Records from a data source:

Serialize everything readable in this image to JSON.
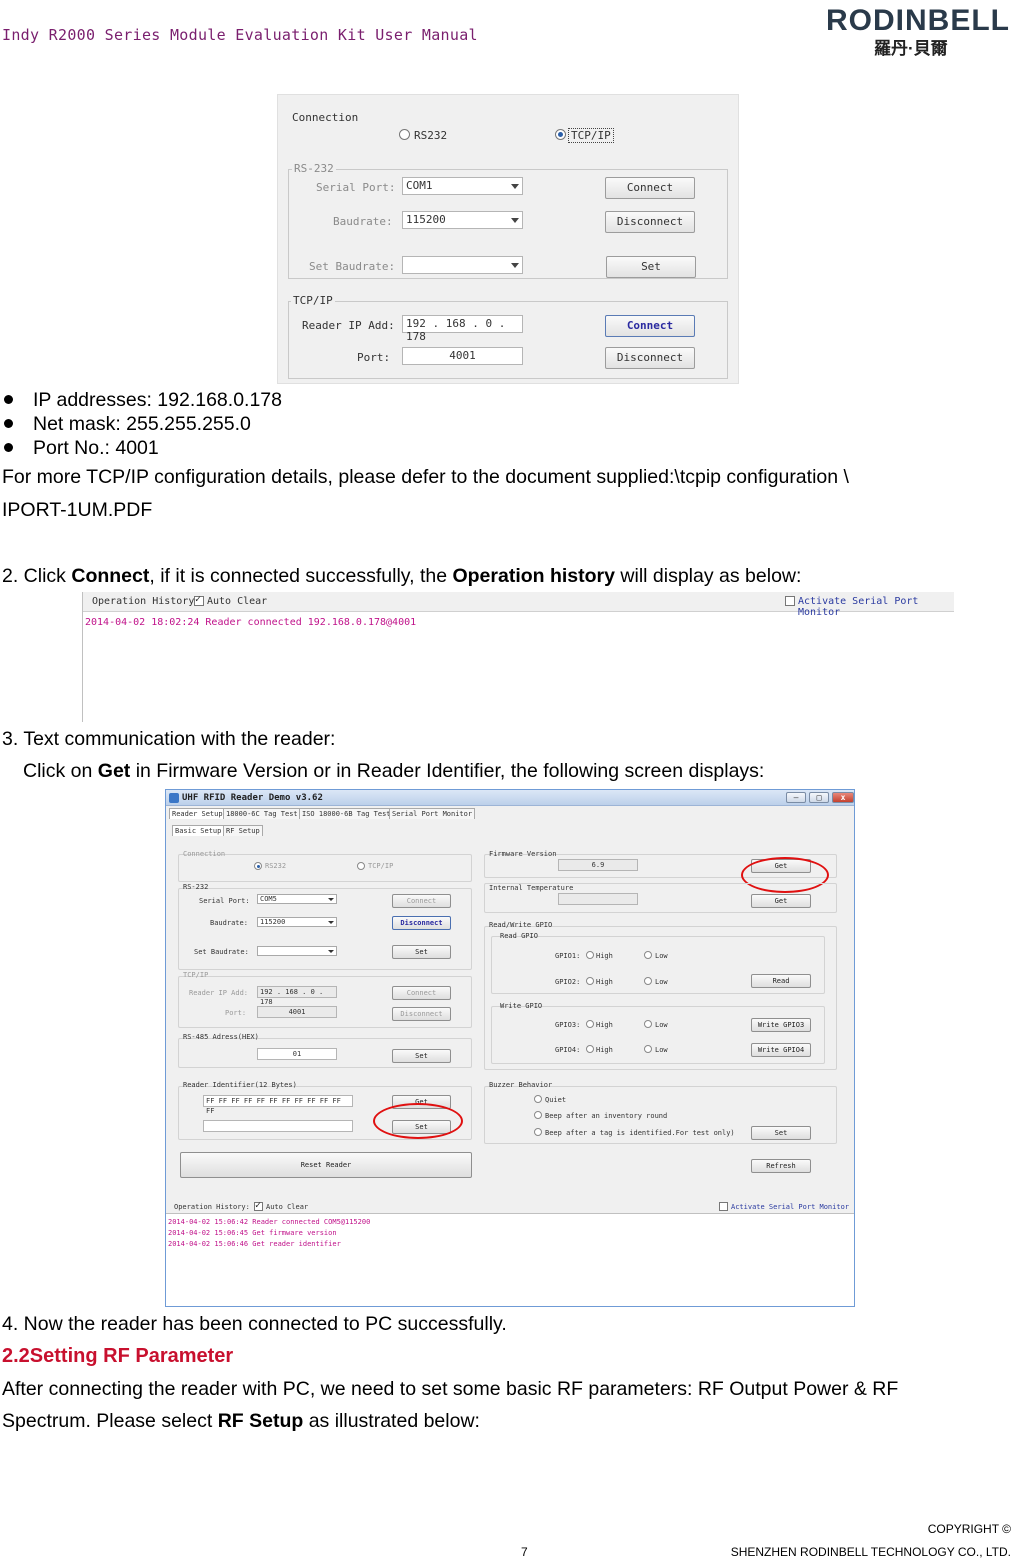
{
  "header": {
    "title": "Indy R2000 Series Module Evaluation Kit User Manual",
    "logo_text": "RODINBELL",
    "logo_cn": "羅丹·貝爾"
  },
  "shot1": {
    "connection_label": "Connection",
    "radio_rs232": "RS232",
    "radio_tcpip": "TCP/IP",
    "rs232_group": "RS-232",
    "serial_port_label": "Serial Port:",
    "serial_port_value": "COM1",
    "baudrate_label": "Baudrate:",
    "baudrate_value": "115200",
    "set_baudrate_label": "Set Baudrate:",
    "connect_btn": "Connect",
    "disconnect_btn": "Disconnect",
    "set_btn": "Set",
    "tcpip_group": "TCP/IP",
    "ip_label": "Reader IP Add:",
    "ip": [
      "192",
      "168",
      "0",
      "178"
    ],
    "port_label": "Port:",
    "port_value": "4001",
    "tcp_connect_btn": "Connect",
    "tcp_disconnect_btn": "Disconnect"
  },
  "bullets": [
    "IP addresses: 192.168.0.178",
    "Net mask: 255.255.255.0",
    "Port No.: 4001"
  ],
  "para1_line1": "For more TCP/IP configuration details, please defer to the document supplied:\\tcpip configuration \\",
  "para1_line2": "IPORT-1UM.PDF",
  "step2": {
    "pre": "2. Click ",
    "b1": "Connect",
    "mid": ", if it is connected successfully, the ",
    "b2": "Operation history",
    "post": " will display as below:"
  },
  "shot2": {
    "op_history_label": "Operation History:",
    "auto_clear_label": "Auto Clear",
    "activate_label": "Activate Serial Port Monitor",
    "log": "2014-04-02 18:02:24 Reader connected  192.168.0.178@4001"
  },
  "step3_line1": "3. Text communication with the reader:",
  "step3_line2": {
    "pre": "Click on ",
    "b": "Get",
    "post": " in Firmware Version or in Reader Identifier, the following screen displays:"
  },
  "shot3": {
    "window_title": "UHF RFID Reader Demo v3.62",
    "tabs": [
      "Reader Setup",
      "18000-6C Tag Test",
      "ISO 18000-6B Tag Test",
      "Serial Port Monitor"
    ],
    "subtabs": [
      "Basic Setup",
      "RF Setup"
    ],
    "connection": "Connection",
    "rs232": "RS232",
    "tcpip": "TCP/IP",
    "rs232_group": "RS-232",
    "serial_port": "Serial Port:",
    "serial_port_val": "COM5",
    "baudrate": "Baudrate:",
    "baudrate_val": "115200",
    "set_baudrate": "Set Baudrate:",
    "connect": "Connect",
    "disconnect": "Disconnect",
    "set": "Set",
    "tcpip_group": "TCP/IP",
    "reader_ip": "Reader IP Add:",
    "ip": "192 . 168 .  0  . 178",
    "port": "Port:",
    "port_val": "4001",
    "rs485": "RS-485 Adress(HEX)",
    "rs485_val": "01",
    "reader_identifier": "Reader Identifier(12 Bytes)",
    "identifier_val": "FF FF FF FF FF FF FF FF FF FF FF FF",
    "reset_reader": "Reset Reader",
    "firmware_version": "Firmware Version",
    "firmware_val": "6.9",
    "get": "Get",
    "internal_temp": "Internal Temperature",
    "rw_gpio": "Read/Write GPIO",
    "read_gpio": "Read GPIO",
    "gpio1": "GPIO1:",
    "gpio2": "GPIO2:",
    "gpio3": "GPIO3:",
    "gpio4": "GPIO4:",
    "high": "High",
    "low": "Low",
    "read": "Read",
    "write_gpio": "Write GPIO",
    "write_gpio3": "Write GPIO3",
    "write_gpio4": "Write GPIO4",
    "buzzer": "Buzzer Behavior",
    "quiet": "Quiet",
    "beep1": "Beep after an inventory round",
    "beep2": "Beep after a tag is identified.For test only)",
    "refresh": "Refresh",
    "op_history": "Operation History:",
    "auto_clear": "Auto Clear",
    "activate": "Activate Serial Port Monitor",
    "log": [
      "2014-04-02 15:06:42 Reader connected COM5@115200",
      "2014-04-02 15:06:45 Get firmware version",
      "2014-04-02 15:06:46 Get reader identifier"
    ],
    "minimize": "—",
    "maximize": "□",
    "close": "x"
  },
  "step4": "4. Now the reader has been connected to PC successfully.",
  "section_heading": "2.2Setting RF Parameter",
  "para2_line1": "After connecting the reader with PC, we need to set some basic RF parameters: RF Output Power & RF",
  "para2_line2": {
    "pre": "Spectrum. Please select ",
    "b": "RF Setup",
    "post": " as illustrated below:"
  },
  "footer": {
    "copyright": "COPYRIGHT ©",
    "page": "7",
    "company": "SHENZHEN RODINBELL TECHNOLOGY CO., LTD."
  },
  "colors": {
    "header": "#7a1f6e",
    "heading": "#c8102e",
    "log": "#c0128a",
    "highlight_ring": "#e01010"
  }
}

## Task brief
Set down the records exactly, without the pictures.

## Solution
Serialize everything readable in this image to JSON.
{
  "header": {
    "title": "Indy R2000 Series Module Evaluation Kit User Manual",
    "logo_text": "RODINBELL",
    "logo_cn": "羅丹·貝爾"
  },
  "shot1": {
    "connection_label": "Connection",
    "radio_rs232": "RS232",
    "radio_tcpip": "TCP/IP",
    "rs232_group": "RS-232",
    "serial_port_label": "Serial Port:",
    "serial_port_value": "COM1",
    "baudrate_label": "Baudrate:",
    "baudrate_value": "115200",
    "set_baudrate_label": "Set Baudrate:",
    "connect_btn": "Connect",
    "disconnect_btn": "Disconnect",
    "set_btn": "Set",
    "tcpip_group": "TCP/IP",
    "ip_label": "Reader IP Add:",
    "ip": [
      "192",
      "168",
      "0",
      "178"
    ],
    "port_label": "Port:",
    "port_value": "4001",
    "tcp_connect_btn": "Connect",
    "tcp_disconnect_btn": "Disconnect"
  },
  "bullets": [
    "IP addresses: 192.168.0.178",
    "Net mask: 255.255.255.0",
    "Port No.: 4001"
  ],
  "para1_line1": "For more TCP/IP configuration details, please defer to the document supplied:\\tcpip configuration \\",
  "para1_line2": "IPORT-1UM.PDF",
  "step2": {
    "pre": "2. Click ",
    "b1": "Connect",
    "mid": ", if it is connected successfully, the ",
    "b2": "Operation history",
    "post": " will display as below:"
  },
  "shot2": {
    "op_history_label": "Operation History:",
    "auto_clear_label": "Auto Clear",
    "activate_label": "Activate Serial Port Monitor",
    "log": "2014-04-02 18:02:24 Reader connected  192.168.0.178@4001"
  },
  "step3_line1": "3. Text communication with the reader:",
  "step3_line2": {
    "pre": "Click on ",
    "b": "Get",
    "post": " in Firmware Version or in Reader Identifier, the following screen displays:"
  },
  "shot3": {
    "window_title": "UHF RFID Reader Demo v3.62",
    "tabs": [
      "Reader Setup",
      "18000-6C Tag Test",
      "ISO 18000-6B Tag Test",
      "Serial Port Monitor"
    ],
    "subtabs": [
      "Basic Setup",
      "RF Setup"
    ],
    "connection": "Connection",
    "rs232": "RS232",
    "tcpip": "TCP/IP",
    "rs232_group": "RS-232",
    "serial_port": "Serial Port:",
    "serial_port_val": "COM5",
    "baudrate": "Baudrate:",
    "baudrate_val": "115200",
    "set_baudrate": "Set Baudrate:",
    "connect": "Connect",
    "disconnect": "Disconnect",
    "set": "Set",
    "tcpip_group": "TCP/IP",
    "reader_ip": "Reader IP Add:",
    "ip": "192 . 168 .  0  . 178",
    "port": "Port:",
    "port_val": "4001",
    "rs485": "RS-485 Adress(HEX)",
    "rs485_val": "01",
    "reader_identifier": "Reader Identifier(12 Bytes)",
    "identifier_val": "FF FF FF FF FF FF FF FF FF FF FF FF",
    "reset_reader": "Reset Reader",
    "firmware_version": "Firmware Version",
    "firmware_val": "6.9",
    "get": "Get",
    "internal_temp": "Internal Temperature",
    "rw_gpio": "Read/Write GPIO",
    "read_gpio": "Read GPIO",
    "gpio1": "GPIO1:",
    "gpio2": "GPIO2:",
    "gpio3": "GPIO3:",
    "gpio4": "GPIO4:",
    "high": "High",
    "low": "Low",
    "read": "Read",
    "write_gpio": "Write GPIO",
    "write_gpio3": "Write GPIO3",
    "write_gpio4": "Write GPIO4",
    "buzzer": "Buzzer Behavior",
    "quiet": "Quiet",
    "beep1": "Beep after an inventory round",
    "beep2": "Beep after a tag is identified.For test only)",
    "refresh": "Refresh",
    "op_history": "Operation History:",
    "auto_clear": "Auto Clear",
    "activate": "Activate Serial Port Monitor",
    "log": [
      "2014-04-02 15:06:42 Reader connected COM5@115200",
      "2014-04-02 15:06:45 Get firmware version",
      "2014-04-02 15:06:46 Get reader identifier"
    ],
    "minimize": "—",
    "maximize": "□",
    "close": "x"
  },
  "step4": "4. Now the reader has been connected to PC successfully.",
  "section_heading": "2.2Setting RF Parameter",
  "para2_line1": "After connecting the reader with PC, we need to set some basic RF parameters: RF Output Power & RF",
  "para2_line2": {
    "pre": "Spectrum. Please select ",
    "b": "RF Setup",
    "post": " as illustrated below:"
  },
  "footer": {
    "copyright": "COPYRIGHT ©",
    "page": "7",
    "company": "SHENZHEN RODINBELL TECHNOLOGY CO., LTD."
  },
  "colors": {
    "header": "#7a1f6e",
    "heading": "#c8102e",
    "log": "#c0128a",
    "highlight_ring": "#e01010"
  }
}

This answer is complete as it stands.